(Beginning of SUPPLIED INFORMATION)
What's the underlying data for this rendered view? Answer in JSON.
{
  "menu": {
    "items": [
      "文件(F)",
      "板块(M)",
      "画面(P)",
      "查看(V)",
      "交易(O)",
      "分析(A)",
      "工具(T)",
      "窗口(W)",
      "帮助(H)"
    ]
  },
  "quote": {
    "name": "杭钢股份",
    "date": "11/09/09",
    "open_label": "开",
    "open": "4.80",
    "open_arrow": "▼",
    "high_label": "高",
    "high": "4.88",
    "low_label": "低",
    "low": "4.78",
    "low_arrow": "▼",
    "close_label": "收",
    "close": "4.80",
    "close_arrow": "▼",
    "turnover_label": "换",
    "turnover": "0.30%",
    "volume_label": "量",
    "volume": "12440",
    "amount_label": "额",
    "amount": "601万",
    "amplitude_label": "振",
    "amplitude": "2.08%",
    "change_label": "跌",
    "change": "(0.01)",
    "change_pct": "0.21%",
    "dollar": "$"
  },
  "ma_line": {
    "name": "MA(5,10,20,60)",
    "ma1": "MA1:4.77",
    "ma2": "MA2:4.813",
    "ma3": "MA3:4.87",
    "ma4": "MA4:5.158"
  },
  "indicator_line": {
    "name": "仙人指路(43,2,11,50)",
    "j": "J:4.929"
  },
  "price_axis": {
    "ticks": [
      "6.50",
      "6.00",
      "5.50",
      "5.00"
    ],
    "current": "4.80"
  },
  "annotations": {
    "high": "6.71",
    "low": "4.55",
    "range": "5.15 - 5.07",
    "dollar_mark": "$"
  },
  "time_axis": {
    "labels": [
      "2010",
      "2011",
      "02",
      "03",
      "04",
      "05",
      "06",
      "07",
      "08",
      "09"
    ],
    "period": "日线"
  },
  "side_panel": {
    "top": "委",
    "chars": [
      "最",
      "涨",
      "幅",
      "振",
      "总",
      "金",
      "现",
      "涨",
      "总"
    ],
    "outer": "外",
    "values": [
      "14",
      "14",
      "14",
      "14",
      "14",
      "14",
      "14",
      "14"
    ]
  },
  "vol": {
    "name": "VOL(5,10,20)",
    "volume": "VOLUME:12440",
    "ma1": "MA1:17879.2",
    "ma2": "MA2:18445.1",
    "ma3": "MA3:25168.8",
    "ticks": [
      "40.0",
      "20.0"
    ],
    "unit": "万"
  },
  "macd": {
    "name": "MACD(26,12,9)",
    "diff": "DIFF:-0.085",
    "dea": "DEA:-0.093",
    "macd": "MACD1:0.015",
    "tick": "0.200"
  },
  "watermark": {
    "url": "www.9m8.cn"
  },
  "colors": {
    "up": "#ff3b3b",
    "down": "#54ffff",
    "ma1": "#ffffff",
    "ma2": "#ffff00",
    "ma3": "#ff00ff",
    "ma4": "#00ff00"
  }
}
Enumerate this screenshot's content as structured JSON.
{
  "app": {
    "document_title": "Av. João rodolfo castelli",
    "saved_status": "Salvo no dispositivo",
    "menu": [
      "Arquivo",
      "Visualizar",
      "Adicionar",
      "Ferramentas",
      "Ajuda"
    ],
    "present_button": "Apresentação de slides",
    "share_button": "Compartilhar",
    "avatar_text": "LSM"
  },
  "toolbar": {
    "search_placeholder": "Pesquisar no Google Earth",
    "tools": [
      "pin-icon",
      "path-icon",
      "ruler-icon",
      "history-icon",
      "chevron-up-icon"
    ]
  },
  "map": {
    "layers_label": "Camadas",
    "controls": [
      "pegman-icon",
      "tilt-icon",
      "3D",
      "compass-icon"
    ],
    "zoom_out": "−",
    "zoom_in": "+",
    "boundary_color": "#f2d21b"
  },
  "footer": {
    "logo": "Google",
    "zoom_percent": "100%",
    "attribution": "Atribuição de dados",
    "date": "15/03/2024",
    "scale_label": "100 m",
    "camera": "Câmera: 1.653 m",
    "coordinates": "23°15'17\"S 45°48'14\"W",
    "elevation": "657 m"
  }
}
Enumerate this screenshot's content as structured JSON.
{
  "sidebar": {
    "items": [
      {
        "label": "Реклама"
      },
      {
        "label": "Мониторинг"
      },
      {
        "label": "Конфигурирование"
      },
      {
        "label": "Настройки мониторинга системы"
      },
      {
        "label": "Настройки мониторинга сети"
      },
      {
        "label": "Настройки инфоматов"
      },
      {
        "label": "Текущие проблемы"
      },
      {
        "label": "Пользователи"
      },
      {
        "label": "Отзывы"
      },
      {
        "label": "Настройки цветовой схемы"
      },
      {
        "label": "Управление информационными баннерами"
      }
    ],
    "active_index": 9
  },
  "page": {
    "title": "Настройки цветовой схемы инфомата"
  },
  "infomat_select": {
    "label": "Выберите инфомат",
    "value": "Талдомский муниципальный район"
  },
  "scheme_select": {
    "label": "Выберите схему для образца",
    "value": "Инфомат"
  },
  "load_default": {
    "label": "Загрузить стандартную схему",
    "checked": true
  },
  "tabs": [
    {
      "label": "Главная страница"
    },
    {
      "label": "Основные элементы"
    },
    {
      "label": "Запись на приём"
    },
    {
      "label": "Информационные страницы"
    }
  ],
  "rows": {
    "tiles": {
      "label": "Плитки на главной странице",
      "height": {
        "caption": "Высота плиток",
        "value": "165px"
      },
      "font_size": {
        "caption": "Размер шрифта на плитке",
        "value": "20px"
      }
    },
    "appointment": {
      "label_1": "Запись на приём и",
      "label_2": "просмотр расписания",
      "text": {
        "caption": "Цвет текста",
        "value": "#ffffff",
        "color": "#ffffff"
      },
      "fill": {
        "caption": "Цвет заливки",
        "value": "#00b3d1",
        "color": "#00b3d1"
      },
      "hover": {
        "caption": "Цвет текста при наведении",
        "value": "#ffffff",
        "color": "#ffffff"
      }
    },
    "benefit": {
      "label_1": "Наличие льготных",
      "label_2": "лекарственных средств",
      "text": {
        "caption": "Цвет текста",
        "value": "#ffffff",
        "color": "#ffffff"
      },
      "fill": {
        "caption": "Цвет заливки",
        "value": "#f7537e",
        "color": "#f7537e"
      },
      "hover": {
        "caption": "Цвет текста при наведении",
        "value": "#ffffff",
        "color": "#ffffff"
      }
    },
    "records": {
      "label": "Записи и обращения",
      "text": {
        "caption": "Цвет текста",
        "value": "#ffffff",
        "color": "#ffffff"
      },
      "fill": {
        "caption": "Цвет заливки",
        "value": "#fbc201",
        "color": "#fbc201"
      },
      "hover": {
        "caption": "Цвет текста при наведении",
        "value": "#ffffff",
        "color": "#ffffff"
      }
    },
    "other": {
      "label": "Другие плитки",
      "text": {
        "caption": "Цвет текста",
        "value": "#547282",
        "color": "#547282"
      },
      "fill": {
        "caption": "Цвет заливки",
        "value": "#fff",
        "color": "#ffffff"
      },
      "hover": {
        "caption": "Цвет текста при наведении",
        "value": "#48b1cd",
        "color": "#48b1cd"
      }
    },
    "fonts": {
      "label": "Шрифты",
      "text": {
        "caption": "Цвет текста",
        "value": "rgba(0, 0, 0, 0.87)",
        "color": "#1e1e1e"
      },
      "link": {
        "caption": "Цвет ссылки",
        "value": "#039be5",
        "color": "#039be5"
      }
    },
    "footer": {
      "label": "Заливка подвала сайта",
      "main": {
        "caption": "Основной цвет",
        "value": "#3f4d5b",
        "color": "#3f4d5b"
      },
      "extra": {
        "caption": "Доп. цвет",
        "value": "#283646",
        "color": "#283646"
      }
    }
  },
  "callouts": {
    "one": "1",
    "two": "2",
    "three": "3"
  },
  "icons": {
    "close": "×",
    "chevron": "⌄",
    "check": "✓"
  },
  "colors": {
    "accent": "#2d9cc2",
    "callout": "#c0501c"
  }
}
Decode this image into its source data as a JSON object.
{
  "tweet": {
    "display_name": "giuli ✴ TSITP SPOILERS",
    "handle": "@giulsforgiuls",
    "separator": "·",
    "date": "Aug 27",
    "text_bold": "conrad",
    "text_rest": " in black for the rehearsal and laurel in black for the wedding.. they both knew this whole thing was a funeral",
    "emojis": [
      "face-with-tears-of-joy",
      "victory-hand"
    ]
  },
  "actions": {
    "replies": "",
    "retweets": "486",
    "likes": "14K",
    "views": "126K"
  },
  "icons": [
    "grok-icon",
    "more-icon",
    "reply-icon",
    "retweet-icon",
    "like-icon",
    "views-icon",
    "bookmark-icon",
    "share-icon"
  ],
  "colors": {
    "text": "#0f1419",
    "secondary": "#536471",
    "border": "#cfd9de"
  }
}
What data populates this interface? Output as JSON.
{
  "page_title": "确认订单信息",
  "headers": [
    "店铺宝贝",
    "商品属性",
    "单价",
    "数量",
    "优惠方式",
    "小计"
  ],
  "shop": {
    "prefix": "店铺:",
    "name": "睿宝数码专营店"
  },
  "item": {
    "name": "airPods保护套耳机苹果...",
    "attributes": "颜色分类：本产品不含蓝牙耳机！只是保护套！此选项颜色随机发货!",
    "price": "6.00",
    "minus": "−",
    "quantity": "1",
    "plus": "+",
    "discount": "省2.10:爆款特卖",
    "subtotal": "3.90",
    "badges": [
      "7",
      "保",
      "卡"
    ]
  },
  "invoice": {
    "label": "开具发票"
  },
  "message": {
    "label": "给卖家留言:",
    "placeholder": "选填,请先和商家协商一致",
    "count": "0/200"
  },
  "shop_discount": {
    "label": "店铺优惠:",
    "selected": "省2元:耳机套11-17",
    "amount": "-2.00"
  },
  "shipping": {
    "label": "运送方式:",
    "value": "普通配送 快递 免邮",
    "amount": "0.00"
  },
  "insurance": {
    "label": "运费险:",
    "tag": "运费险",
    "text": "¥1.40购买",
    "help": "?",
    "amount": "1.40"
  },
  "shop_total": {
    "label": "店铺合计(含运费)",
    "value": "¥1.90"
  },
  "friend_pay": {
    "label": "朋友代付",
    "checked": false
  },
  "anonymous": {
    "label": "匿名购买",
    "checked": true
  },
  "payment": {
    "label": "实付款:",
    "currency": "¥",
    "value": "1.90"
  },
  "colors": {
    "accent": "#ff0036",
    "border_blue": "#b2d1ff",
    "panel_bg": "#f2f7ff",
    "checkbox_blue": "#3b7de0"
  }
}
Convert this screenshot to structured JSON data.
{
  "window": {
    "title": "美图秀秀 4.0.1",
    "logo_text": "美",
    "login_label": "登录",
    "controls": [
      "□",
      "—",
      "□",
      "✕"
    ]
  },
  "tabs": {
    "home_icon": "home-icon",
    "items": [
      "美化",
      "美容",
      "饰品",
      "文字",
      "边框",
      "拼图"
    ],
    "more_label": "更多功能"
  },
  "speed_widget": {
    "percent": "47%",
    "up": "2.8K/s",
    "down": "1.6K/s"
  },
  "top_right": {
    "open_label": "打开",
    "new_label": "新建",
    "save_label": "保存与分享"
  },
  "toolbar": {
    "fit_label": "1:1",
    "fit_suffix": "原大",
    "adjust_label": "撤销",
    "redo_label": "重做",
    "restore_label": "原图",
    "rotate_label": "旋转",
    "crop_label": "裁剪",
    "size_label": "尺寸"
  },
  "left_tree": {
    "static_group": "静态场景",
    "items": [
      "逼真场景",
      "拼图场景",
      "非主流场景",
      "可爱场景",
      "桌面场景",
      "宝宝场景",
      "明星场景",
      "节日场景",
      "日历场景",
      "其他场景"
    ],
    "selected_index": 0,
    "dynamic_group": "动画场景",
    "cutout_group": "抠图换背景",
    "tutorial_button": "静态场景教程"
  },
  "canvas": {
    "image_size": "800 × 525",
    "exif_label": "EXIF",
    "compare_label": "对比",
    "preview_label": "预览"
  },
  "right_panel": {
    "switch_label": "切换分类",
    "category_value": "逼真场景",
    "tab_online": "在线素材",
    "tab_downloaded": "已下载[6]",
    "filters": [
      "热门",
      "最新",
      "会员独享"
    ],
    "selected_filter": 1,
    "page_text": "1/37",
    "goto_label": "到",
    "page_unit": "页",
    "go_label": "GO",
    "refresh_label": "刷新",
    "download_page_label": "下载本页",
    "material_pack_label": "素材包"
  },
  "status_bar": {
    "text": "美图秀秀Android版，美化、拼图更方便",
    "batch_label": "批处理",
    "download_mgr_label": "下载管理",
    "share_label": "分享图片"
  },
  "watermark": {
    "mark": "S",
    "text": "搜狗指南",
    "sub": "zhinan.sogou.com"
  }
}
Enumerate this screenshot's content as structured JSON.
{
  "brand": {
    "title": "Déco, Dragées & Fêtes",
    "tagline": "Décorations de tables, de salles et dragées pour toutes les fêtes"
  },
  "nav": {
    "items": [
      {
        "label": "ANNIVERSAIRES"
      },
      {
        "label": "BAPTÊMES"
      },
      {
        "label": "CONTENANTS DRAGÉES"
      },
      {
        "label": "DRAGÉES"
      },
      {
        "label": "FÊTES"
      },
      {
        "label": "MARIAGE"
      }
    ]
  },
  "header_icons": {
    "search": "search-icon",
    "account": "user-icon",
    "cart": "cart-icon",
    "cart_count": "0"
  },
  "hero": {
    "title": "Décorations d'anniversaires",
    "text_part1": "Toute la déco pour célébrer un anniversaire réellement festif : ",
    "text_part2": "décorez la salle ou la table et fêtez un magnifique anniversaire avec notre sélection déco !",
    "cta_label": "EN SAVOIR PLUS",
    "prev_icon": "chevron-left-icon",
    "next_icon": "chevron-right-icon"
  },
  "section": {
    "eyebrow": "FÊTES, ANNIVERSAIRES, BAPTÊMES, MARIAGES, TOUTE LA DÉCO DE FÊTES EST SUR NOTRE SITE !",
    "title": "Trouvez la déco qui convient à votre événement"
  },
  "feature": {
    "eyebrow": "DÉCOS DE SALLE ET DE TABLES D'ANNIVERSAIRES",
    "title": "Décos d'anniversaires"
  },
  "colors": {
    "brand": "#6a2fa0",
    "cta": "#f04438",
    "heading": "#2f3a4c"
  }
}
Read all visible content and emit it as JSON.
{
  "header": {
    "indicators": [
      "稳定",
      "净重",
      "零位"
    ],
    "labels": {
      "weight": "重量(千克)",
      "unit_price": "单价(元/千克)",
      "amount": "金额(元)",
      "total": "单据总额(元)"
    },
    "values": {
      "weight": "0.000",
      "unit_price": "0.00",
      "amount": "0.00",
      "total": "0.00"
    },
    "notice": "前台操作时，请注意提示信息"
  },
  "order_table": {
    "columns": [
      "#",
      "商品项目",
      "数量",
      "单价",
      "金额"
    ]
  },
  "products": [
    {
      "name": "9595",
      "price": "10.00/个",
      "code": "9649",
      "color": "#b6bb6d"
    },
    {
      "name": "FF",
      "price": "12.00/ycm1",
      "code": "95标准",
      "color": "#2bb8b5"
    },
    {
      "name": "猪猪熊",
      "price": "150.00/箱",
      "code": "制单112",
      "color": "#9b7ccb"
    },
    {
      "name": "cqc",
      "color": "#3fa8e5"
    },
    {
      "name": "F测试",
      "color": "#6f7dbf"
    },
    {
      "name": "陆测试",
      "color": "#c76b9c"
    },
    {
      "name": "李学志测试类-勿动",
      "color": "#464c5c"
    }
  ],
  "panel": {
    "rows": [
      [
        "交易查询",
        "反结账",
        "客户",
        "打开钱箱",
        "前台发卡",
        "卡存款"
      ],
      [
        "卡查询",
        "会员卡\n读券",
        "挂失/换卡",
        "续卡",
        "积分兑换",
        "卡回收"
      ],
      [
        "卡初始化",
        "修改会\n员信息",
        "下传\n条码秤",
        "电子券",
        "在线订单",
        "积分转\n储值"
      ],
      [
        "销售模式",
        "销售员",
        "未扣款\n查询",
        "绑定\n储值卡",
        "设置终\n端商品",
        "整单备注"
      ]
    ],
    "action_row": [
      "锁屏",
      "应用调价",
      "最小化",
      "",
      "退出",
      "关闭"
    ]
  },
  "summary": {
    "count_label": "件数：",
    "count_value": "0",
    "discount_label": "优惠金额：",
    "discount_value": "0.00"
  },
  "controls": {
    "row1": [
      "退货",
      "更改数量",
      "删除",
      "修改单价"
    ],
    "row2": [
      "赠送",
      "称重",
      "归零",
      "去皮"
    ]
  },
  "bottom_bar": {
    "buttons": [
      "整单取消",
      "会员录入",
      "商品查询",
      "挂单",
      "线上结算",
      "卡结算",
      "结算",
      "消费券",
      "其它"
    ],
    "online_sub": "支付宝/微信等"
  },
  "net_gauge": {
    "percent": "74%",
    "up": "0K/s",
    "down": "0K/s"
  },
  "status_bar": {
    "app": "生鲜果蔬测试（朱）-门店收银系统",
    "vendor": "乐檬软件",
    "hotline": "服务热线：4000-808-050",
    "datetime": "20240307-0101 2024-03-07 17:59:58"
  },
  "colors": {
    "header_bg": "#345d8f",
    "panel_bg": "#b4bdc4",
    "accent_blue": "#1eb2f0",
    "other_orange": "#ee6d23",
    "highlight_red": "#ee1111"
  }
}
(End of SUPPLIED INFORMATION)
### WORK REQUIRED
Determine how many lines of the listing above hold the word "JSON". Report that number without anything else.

### REPLY TO THE EXERCISE
8